A public disclosure request was made to the city of Puyallup, verifying whether an additional 1,750 semi-trucks per day are really expected from 7 new warehouses (see 9th paragraph on link) proposed on valley farmland. The result:
So the number expected is actually 6,723 including semis, small trucks and private vehicles. Is this why the misnamed Friends of Puyallup PAC of warehouse developers are trying to stack city council with candidates who won’t take a stand on an environmental impact statement, let alone road infrastructure to handle traffic generated by their 7 proposed warehouses?
A neighbor from Shaw Road* said it best: “If a study is required, the developer will have to pay for improvements to offset the impact on roads, traffic lights, etc, but if a study is not done, as the developer hopes, the taxpayers will pay for those improvements….
“The decision is simple, if you want the developer to pay for necessary improvements, vote for the candidate supporting an impact study. If you don’t mind paying taxes for the whole thing, vote for the candidate who wants to push this through without a study.”
For those who praise this number as a sign of successful economic development, we ask why then, can’t these developers pay for road improvements to handle traffic, as well as environmental protections of the river and other natural resources? Certainly, the environmental impact statement (EIS) itself would have cost much less in time and money than the warehouse developers have put into fighting the need for an EIS study in court, and now in the political arena. What are they afraid an EIS will find?

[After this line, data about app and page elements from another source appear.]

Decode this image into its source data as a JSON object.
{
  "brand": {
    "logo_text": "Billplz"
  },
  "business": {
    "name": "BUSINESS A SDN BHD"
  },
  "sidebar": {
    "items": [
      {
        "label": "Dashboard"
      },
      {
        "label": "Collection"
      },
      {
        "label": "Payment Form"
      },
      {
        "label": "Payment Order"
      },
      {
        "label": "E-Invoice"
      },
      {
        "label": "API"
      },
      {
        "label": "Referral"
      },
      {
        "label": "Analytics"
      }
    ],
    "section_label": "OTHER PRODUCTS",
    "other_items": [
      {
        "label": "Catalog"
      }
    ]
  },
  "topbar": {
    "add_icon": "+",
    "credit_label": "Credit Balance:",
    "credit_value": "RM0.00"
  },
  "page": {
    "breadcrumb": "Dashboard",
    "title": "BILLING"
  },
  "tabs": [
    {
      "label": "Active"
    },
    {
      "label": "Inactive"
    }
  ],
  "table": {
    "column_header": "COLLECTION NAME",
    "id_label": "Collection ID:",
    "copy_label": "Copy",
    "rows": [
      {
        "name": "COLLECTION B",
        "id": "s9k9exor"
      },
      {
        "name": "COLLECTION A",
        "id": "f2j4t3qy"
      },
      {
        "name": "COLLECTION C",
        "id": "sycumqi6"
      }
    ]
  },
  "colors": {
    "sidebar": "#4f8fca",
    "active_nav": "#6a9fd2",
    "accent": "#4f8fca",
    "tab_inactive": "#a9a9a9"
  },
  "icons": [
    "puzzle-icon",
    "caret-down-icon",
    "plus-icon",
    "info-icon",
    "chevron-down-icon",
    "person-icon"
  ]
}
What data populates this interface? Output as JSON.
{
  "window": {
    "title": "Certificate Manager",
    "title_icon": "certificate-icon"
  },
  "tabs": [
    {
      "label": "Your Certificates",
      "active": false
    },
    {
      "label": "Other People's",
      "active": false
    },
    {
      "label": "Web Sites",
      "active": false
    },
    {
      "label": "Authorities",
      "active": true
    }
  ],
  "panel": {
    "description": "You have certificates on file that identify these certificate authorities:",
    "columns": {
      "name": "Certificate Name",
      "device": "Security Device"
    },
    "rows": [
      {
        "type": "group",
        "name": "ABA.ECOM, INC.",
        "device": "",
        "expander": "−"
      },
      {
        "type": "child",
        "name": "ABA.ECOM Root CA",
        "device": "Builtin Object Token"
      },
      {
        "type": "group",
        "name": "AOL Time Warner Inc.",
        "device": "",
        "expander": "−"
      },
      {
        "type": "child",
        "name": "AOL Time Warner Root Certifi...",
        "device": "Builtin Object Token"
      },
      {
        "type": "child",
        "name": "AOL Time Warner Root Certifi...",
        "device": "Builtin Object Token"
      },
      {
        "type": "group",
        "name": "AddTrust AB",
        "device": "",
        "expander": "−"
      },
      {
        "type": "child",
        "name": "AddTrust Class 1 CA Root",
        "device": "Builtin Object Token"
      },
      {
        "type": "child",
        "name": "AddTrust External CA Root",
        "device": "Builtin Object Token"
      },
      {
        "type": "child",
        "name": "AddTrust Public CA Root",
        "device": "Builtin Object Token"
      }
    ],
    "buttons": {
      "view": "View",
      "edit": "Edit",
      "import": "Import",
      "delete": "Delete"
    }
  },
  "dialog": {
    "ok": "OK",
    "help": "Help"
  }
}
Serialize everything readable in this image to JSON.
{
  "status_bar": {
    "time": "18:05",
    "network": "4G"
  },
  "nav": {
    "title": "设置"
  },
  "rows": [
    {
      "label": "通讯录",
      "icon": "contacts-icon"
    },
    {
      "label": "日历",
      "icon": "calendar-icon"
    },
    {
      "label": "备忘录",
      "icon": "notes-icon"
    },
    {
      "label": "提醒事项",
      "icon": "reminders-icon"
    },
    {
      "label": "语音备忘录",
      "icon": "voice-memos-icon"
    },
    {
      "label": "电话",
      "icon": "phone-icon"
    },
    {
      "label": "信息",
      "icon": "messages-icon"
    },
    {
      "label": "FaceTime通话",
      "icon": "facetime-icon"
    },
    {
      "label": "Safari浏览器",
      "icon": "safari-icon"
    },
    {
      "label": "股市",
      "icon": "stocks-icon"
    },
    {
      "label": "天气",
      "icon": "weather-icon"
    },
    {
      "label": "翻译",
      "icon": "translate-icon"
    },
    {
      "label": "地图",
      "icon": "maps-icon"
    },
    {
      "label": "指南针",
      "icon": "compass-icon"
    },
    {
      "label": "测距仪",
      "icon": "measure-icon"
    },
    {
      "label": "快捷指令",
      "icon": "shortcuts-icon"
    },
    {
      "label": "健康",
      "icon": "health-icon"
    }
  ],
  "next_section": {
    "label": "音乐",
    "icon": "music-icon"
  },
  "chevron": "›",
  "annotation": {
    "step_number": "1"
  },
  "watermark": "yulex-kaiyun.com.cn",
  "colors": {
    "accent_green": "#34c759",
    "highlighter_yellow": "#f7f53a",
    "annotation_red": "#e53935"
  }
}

The other request we have for developers, realtors, builders and candidates supporting the warehouses is that they compare the number and quality of jobs generated by 1) warehouses where most operations are automated and dependent on semi-truck traffic, with 2) mixed-use commercial development like what was originally agreed upon for the Van Lierop property and takes into consideration available road capacity, mountain views, river impacts, and other quality of life issues.
The Bradley Lake Business Park, championed by John Palmer and other leaders with real vision, is an exellent example of sold economic development. It brought real wealth to our community while improving quality of life: jobs, housing, and the preservation of a lake that’s become one of the most popular family destinations in our area.
* Quote used with permission.